Sustainable Impact

As a leading manufacturer of motion control and system technology, HIWIN is dedicated to improving the quality of life and work environment for society. We uphold a spirit of technological innovation and continuous improvement, providing our customers with top-quality products and services. Additionally, we strive to create long-term value for stakeholders and fulfill our commitment to sustainable impact on society.

Since 2022, HIWIN has implemented a sustainable impact assessment method that incorporates the Triple Bottom Line (TBL) management approach. This approach considers the economic, environmental, and social aspects from a Profit & Loss perspective. By evaluating the positive (benefit) and negative (cost) impacts of various value chain activities on social welfare and translating them into a consistent monetary language, we can effectively manage the risks and opportunities associated with our business processes.

The analysis reveals that in 2022, HIWIN contributed a total of US$472.16 million to stakeholders. This contribution encompasses operating net profit, tax payments, dividend distributions, employee remuneration, depreciation, and amortization, among others. These activities not only generated added value income for stakeholders but also fostered economic growth in society. However, the production process resulted in an environmental cost of US$9.44 million due to the environmental footprint and resource consumption. Furthermore, occupational accidents consumed medical resources and posed health risks, resulting in social costs of US$910.8 thousand. In the upstream supply chain, HIWIN’s procurement demands drove a total output value of US$814.07 million and provided US$27.68 million in wages to workers. Nevertheless, the supply process also incurred US$13.03 million in environmental costs. Regarding downstream product applications, we prioritize the analysis of our Intelligent ballscrew (BS) and Cross Roller Bearing (CRB) product series. The sales process generated a total output value of US$3.26 million for customer industries.Additionally, the energy-saving and automation innovative designs of these products allowed us to avoid carbon emissions and occupational accidents, resulting in a positive contribution of US$2.41 million.

Moving forward, we will expand the assessment of the influence of product innovation design and applications. We will also strengthen sustainable supply chain management and implement more efficient production methods to reduce the environmental impacts of the value chain and enhance social well-being.

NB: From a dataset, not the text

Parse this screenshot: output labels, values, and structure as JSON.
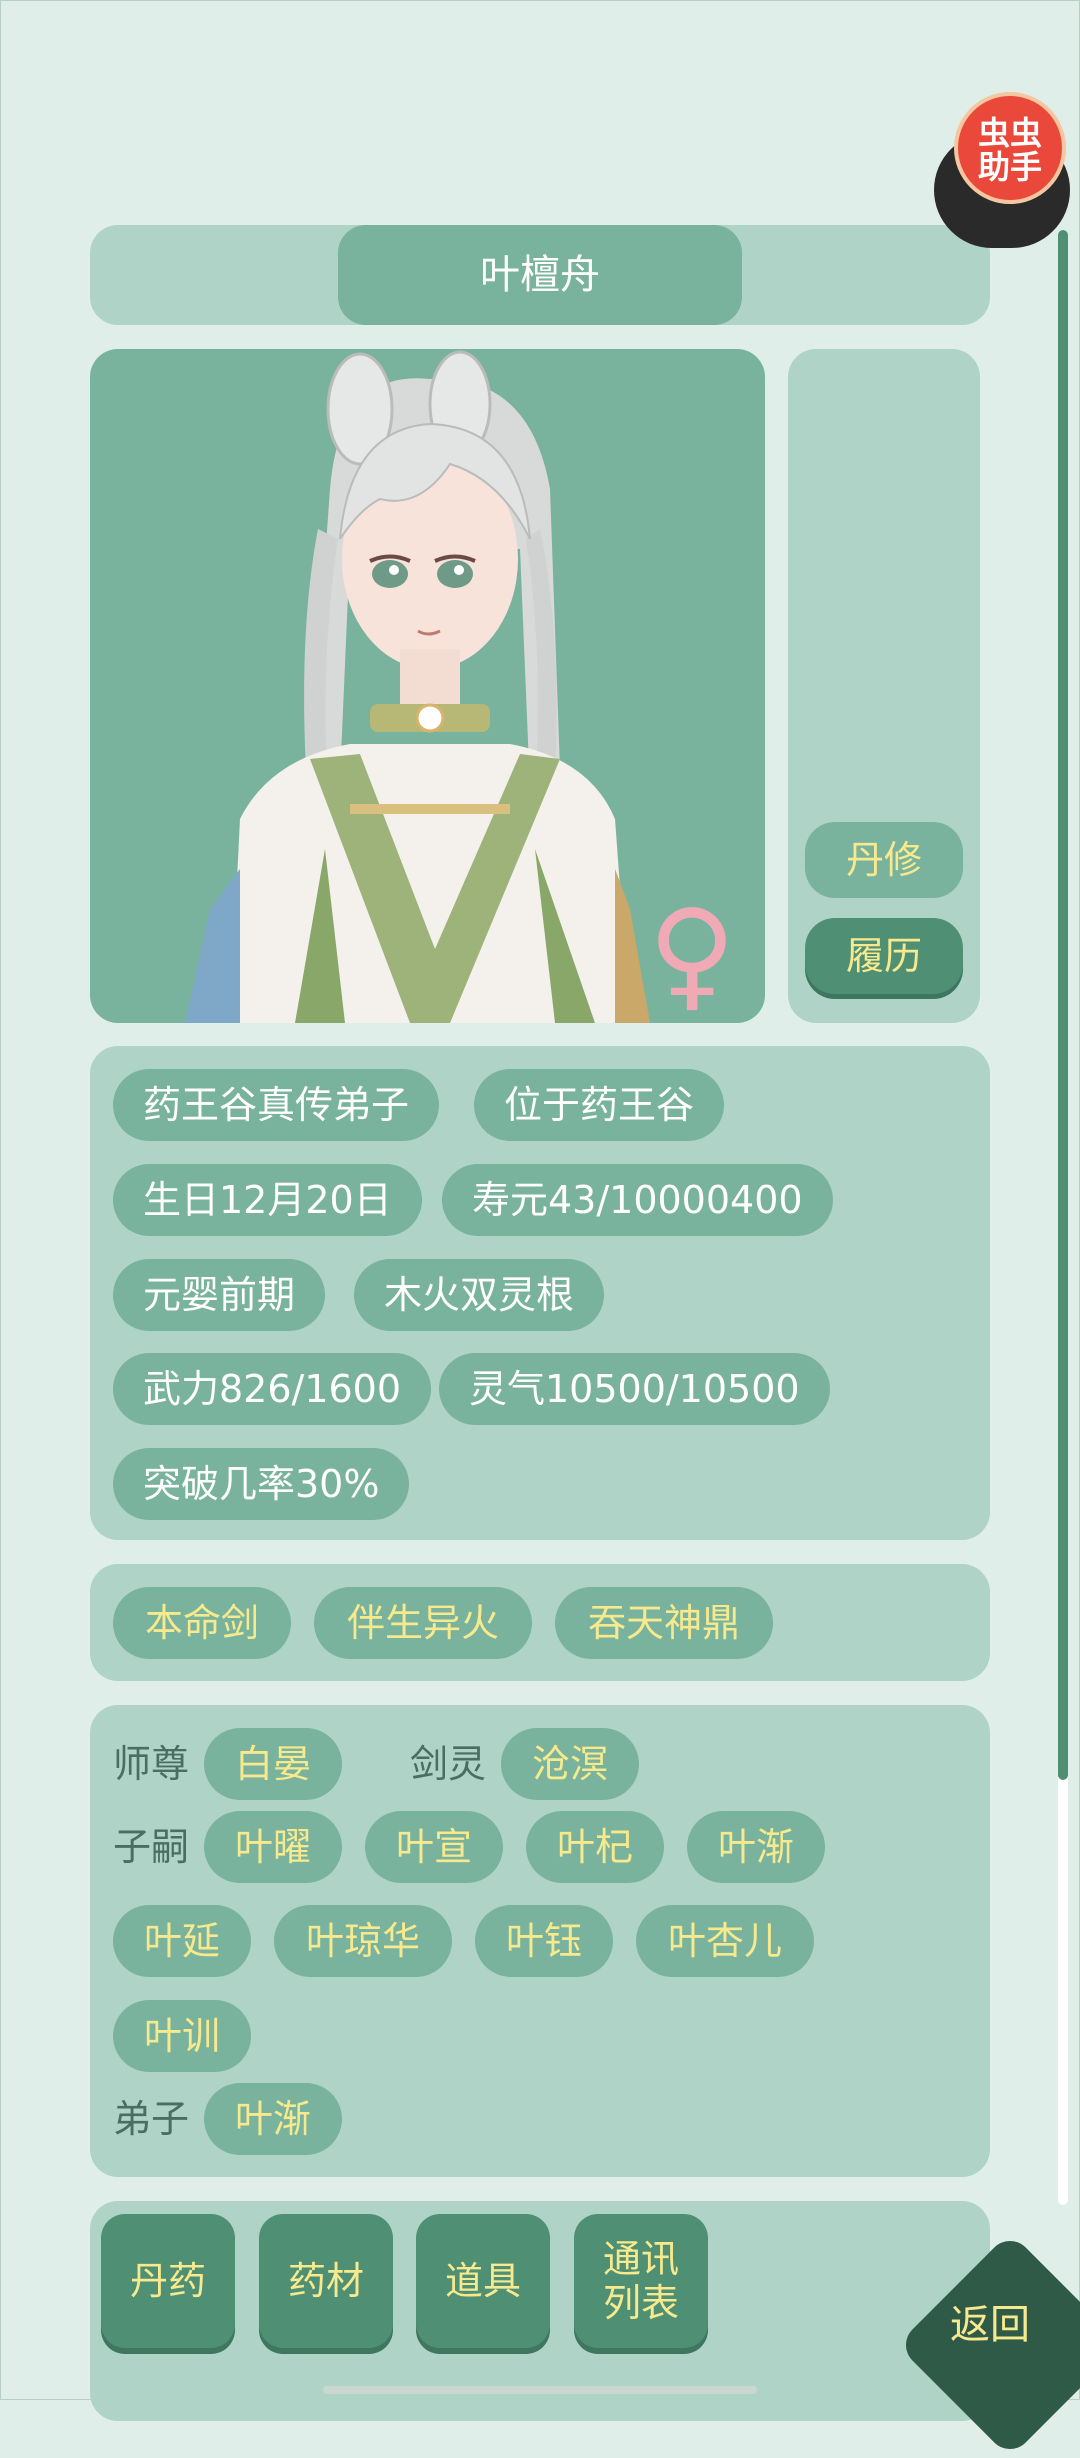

By doing so, we aim to create even more significant positive outcomes for our stakeholders.


  • 1. Upstream procurement utilizes the Input-Output Model to calculate the economic benefits resulting from supply-demand effects in the industry chain, as well as the associated environmental issues, job opportunities, and salary income. Reference sources include the 2020 Report on Input-Output Tables (Directorate-General of Budget, Accounting and Statistics, 2020), the Green National Income Account Report (Directorate-General of Budget, Accounting and Statistics, 2022), Energy Balances in Taiwan, Republic of China (Energy Bureau, 2022), and the EXIOBASE 2 database, among others.
  • 2. The direct economic contribution is assessed using the Gross Value Added (GVA) method to evaluate the positive impact generated for stakeholders in the operational process. This includes operating profits, dividends (for investors), remuneration (for employees), taxes (for the government), and depreciation and amortization (for suppliers).
  • 3. The environmental footprint impact is calculated using the Environmental Profit and Loss (EP&L) methodology, which considers the carbon social cost, human health loss cost, and ecosystem damage cost resulting from greenhouse gas emissions, air pollution, wastewater, waste, and water resource consumption. Reference sources include the US EPA (2016), OECD (2012), and CE Delft (2018).
  • 4. The future benefits of occupational development are evaluated using VBA (2021) to assess the professional skills and knowledge acquired by employees through the company’s training program. This not only enhances productivity but also improves employability for their future career development, thereby influencing their average annual expected salary.
  • 5. The social cost of occupational hazards is determined based on the UK HSE (2017) guidelines, considering the value of employees’ willingness to pay to avoid occupational hazards and the input of medical resources.
  • 6. Health risks are assessed by considering potential factors of cardiovascular disease in employees, such as hypertension, hyperlipidemia, hyperglycemia, and obesity. The attributable relationship between their health risks and workload, as well as the potential input of medical resources, is evaluated. Reference sources include WHO (2008) and Chieh-Hsien Lee (2009).
  • 7. Downstream product applications focus on the Intelligent Ballscrew (BS) and Cross Roller Bearing (CRB) series products. We analyze the supply and demand relationship between sales volume and customer industrial output value, and assess the indirect economic value created by product sales. Additionally, we compare energy and time-saving efficiency, calculate the avoided carbon social cost, and assess the risk of occupational hazards.
  • 8. Considering variations in economic conditions across different countries, the value coefficient is adjusted based on the Gross National Income (GNI) per capita measured by Purchasing Power Parity (PPP) in each region. The time frame is aligned with the currency value as of 2017 as the baseline. The methodology is referenced from OECD (2012) and PwC UK (2015) studies.